2018 Investment Themes series: Late-cycle theme #2
External growth operations tend to multiply in the late stages of an economic cycle, replacing organic growth strategies with those that boost competitiveness. In the US, the implementation of new tax measures (tax cuts and tax breaks for repatriating overseas earnings) should bolster M&A activity and share buybacks. As Europe is lagging in the cycle, its potential for external growth and share buybacks is at least as good as in the US.
A favourable context for M&A and share buybacks
As the economic cycle advances, companies are finding it increasingly challenging to find internal ways of trimming costs and improving profit margins or return on equity. This is especially true of the current growth cycle, which is one of the longest on record, having begun in March 2009. Economic growth is well on track, business leaders’ confidence is high, and the economy is showing all the signs of improving in the short term. Against this backdrop, M&A activity is ramping up, and healthy balance sheets usually spur such momentum.
Mergers and acquisitions help to pursue cost and revenue synergies. This is very relevant in the present context of moderate growth in end demand, which is hampered by ageing populations and different needs of Millennials. Market share gains usually increase companies’ negotiating power when it comes to fixing prices. Another factor that facilitates M&A activity is cheap credit.
The US is well advanced in the economic cycle, and in M&A activity too. Nevertheless, there is attractive potential thanks to tax cuts on the cards in 2018 and tax incentives for repatriating foreign earnings. In turn, these tax measures should encourage further share buybacks.
Because Europe is lagging the economic cycle, it has greater potential for external growth. The same applies to share buybacks.
At the global level, mergers and acquisitions (in both volume and value terms) are still below the peaks of 2000 and 2007 (see chart below). Hence, there are many regions in which investors can participate in this theme.
“Event-Driven” alternative funds
These strategies aim to create value by capitalising on the special situations of a company, principally mergers and acquisitions, share buybacks and break-ups. Other strategies (e.g. distressed debt) are long-term opportunities but they are not directly covered by this theme.
M&A strategies: above all, fund managers seek to benefit from the spread between the market price at time t and the price offered by the buyer. Like most alternative fund managers, they can simultaneously benefit from rising and falling prices. Indeed, we often see the share price of the acquiring company fall initially, whereas the opposite is true for the target (acquired) company.

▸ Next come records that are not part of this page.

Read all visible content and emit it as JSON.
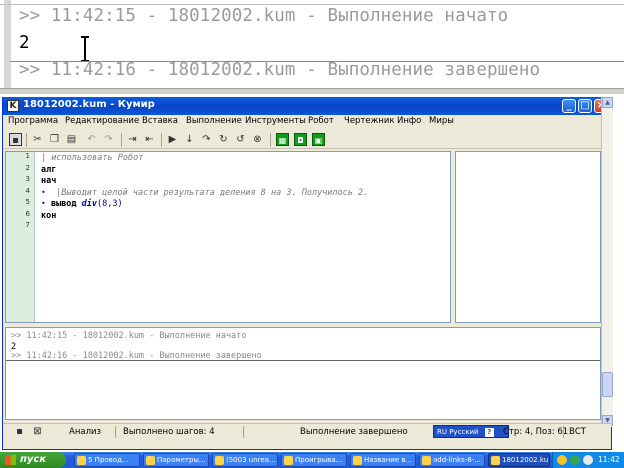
{
  "zoom": {
    "line1": ">> 11:42:15 - 18012002.kum - Выполнение начато",
    "value": "2",
    "line2": ">> 11:42:16 - 18012002.kum - Выполнение завершено"
  },
  "window": {
    "title": "18012002.kum - Кумир",
    "app_icon": "K",
    "controls": {
      "minimize": "_",
      "maximize": "□",
      "close": "×"
    }
  },
  "menu": [
    "Программа",
    "Редактирование",
    "Вставка",
    "Выполнение",
    "Инструменты",
    "Робот",
    "Чертежник",
    "Инфо",
    "Миры"
  ],
  "toolbar_icons": [
    "save-icon",
    "cut-icon",
    "copy-icon",
    "paste-icon",
    "undo-icon",
    "redo-icon",
    "indent-icon",
    "outdent-icon",
    "run-icon",
    "step-icon",
    "step-into-icon",
    "step-out-icon",
    "run-to-cursor-icon",
    "stop-icon",
    "grid-icon-1",
    "grid-icon-2",
    "grid-icon-3"
  ],
  "editor": {
    "line_numbers": [
      "1",
      "2",
      "3",
      "4",
      "5",
      "6",
      "7"
    ],
    "lines": {
      "l1": "| использовать Робот",
      "l2": "алг",
      "l3": "нач",
      "l4": "|Выводит целой части результата деления 8 на 3. Получилось 2.",
      "l5_kw": "вывод",
      "l5_fn": "div",
      "l5_args": "(8,3)",
      "l6": "кон"
    }
  },
  "console": {
    "line1": ">> 11:42:15 - 18012002.kum - Выполнение начато",
    "value": "2",
    "line2": ">> 11:42:16 - 18012002.kum - Выполнение завершено"
  },
  "status": {
    "mode": "Анализ",
    "steps": "Выполнено шагов: 4",
    "state": "Выполнение завершено",
    "language": "RU Русский",
    "help": "?",
    "position": "Стр: 4, Поз: 61",
    "insert_mode": "ВСТ"
  },
  "taskbar": {
    "start": "пуск",
    "tasks": [
      "5 Провод...",
      "Параметры...",
      "(5003 unrea...",
      "Проигрыва...",
      "Название в...",
      "add-links-8-...",
      "18012002.ku..."
    ],
    "clock": "11:42"
  }
}
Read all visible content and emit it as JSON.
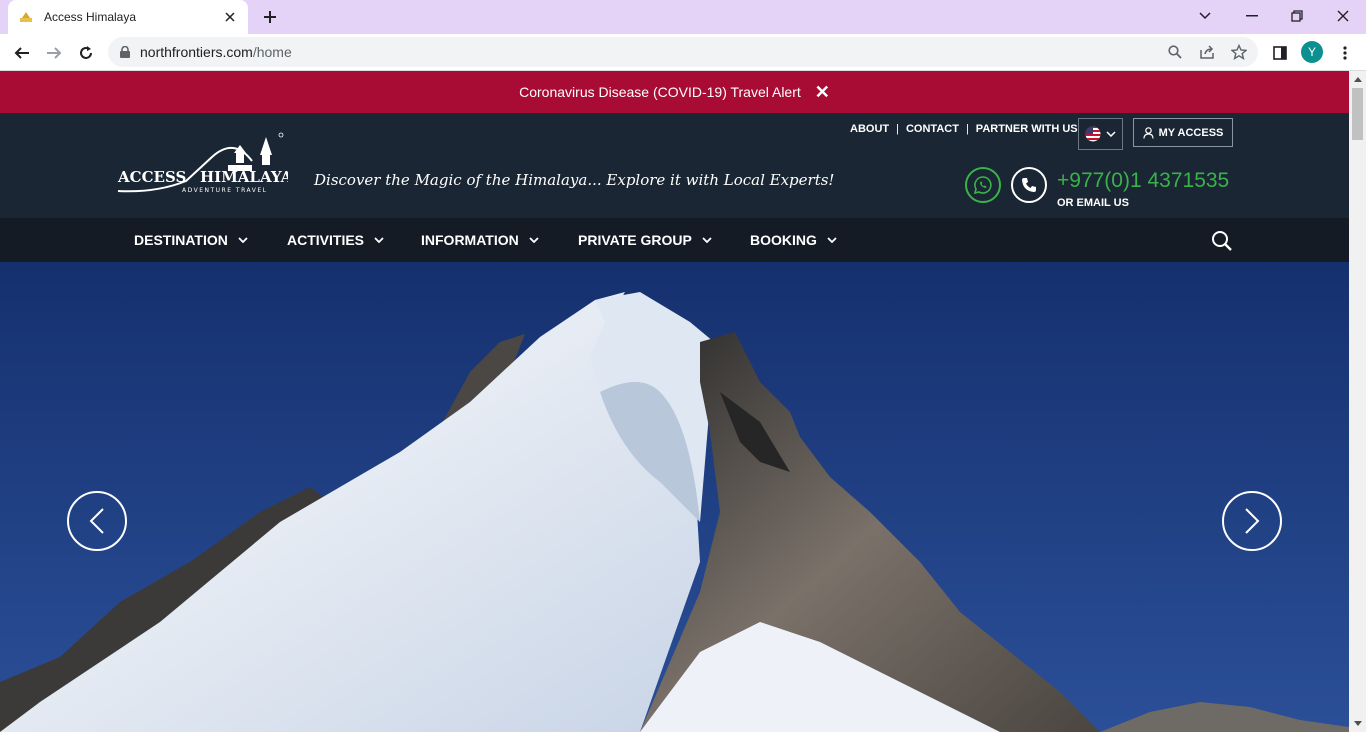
{
  "browser": {
    "tab": {
      "title": "Access Himalaya"
    },
    "url": {
      "host": "northfrontiers.com",
      "path": "/home"
    },
    "profile_initial": "Y"
  },
  "alert": {
    "text": "Coronavirus Disease (COVID-19) Travel Alert",
    "close_symbol": "✕"
  },
  "header": {
    "logo": {
      "line1_left": "ACCESS",
      "line1_right": "HIMALAYA",
      "line2": "ADVENTURE TRAVEL"
    },
    "tagline": "Discover the Magic of the Himalaya... Explore it with Local Experts!",
    "top_links": [
      "ABOUT",
      "CONTACT",
      "PARTNER WITH US"
    ],
    "my_access_label": "MY ACCESS",
    "phone": "+977(0)1 4371535",
    "email_label": "OR EMAIL US"
  },
  "nav": {
    "items": [
      "DESTINATION",
      "ACTIVITIES",
      "INFORMATION",
      "PRIVATE GROUP",
      "BOOKING"
    ]
  },
  "colors": {
    "alert_bg": "#a80c35",
    "header_bg": "#1a2633",
    "nav_bg": "#141b24",
    "accent_green": "#3ab24a",
    "sky": "#1e3e86"
  },
  "icons": [
    "whatsapp-icon",
    "phone-icon",
    "search-icon",
    "user-icon",
    "us-flag-icon",
    "chevron-left-icon",
    "chevron-right-icon"
  ]
}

Special situation strategies: there are several types of “special situations” (known as catalysts) which may have an impact on a company’s long-term valuation. This may be an arbitrage strategy between two companies, one of which might announce a restructuring, a privatisation of a public company, a spin-off from a large group or a share buyback programme. The latter event has a particularly high potential given the likely announcement of tax incentives for repatriating cash to the US.
We believe that we are entering a late stage of the economic cycle during which companies should favour external growth, particularly via mergers and acquisitions. In the US, the adoption of new tax measures should support share buybacks. The strategy of picking stocks of companies which are particularly subject to these developments is offering enticing opportunities. Event-Driven alternative funds offer another way of riding these trends.
If the world economy slows down earlier than expected, and abruptly, this would rapidly dampen the appetite for M&A. The same scenario would arise if deflationary fears resurface.
Moreover, a rapid rise in bond yields would also be bad news.
Alternative strategies, such as “Event-Driven”, are sensitive to risk aversion and confidence among investors as well as liquidity in the financial markets. There is a positive correlation with equity markets. Changes in legislation are also a risk to this theme.